Wearable Tech that Helps the Deaf Stay Socially and Spatially Aware


Hearo uses directional vibrations to alert hearing-impaired users in relevant situations, such as people calling their name, a phone ringing, or vehicles driving by.
  • Product Design
  • UX / UI
  • Prototyping
  • Electronics
  • Branding


3.5 Weeks


UK Design Council Semi-Finalist


Haptic feedback for people with hearing loss

Hearo vibrates in the direction of the sound source, with different vibration patterns corresponding to different alert types:

Creating a stigma-free brand

There is often stigma for hearing loss because it is associated with old age and deteriorating health. Patients commonly request hearing aids that are discreet. Hearo aims to quell the stigma of hearing loss by creating an aesthetic that represents modernity, technology, and playfulness.

Both the ear and neck were explored as potential locations for directional sound input and haptic feedback. Both can work with existing hearing aids. Additionally, the ear clips could be a new kind of hearing aids that also provides haptic feedback.

Renderings for academic purposes only


Several "looks like"prototypes was created by 3d-printing a CAD models of the the necklace and ear clips. A "works-like" prototype was prototyped using the following electronics, Raspberry Pi, Arduino, and ReSpeaker multi-directional microphone sensor.

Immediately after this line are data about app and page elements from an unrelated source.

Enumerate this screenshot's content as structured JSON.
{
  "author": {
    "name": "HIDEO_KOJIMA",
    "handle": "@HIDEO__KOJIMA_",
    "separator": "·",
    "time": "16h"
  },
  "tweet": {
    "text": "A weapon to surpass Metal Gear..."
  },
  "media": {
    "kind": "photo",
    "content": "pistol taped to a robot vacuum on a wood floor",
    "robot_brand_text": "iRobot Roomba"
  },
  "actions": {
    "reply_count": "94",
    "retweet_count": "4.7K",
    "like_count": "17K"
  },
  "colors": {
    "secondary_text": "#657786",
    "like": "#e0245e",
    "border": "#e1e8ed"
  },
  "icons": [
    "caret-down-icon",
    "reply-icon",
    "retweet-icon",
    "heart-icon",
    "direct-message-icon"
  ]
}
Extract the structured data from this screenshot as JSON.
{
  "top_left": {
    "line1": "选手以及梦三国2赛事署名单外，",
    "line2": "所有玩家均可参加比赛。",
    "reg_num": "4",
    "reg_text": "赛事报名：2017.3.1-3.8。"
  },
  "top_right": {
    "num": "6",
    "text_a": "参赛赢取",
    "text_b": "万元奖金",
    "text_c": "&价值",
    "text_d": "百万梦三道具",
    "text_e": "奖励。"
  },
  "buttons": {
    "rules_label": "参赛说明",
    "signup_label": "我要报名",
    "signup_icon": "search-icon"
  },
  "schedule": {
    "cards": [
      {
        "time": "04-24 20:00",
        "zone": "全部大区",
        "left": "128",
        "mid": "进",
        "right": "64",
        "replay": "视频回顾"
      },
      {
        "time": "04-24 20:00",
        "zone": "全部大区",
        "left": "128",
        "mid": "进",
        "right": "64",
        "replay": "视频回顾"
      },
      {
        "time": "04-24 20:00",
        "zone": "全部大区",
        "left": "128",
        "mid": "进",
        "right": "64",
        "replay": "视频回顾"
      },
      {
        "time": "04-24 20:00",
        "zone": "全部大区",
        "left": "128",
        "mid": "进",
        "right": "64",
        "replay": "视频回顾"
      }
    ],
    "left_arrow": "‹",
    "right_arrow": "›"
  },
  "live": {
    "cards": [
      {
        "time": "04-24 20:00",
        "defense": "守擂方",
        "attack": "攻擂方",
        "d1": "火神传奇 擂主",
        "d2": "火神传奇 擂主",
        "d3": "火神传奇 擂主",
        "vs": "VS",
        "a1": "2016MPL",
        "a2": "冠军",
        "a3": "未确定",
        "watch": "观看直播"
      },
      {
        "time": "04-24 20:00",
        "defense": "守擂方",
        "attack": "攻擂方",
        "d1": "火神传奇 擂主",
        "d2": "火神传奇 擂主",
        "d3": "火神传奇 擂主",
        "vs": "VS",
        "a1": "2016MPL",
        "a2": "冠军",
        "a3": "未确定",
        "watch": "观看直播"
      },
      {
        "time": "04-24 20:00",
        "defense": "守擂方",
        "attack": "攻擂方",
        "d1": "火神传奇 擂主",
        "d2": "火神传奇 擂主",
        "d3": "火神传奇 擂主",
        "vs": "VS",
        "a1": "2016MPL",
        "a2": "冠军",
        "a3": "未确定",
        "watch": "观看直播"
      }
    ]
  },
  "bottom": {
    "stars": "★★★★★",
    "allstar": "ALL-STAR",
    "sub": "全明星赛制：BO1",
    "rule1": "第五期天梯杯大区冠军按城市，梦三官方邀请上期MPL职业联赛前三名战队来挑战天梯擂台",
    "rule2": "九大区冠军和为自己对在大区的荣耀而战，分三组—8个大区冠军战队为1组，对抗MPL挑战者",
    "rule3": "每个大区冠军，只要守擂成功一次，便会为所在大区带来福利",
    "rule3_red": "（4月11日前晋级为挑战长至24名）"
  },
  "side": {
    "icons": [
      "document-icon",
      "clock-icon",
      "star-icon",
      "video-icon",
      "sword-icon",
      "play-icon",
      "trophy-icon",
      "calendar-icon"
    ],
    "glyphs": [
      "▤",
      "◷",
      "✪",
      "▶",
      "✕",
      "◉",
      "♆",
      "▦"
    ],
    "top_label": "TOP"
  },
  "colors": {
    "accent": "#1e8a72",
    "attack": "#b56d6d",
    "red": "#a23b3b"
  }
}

"Looks-like" prototype
"Works like" prototype

Customization with the Hearo Mobile App

Research & Development  

Having lived with a father who has lost his hearing because of cochlear malfunction, I’ve already had a lot of insights to his daily challenges.  As part of my research, I also interviewed:

Making of Hearo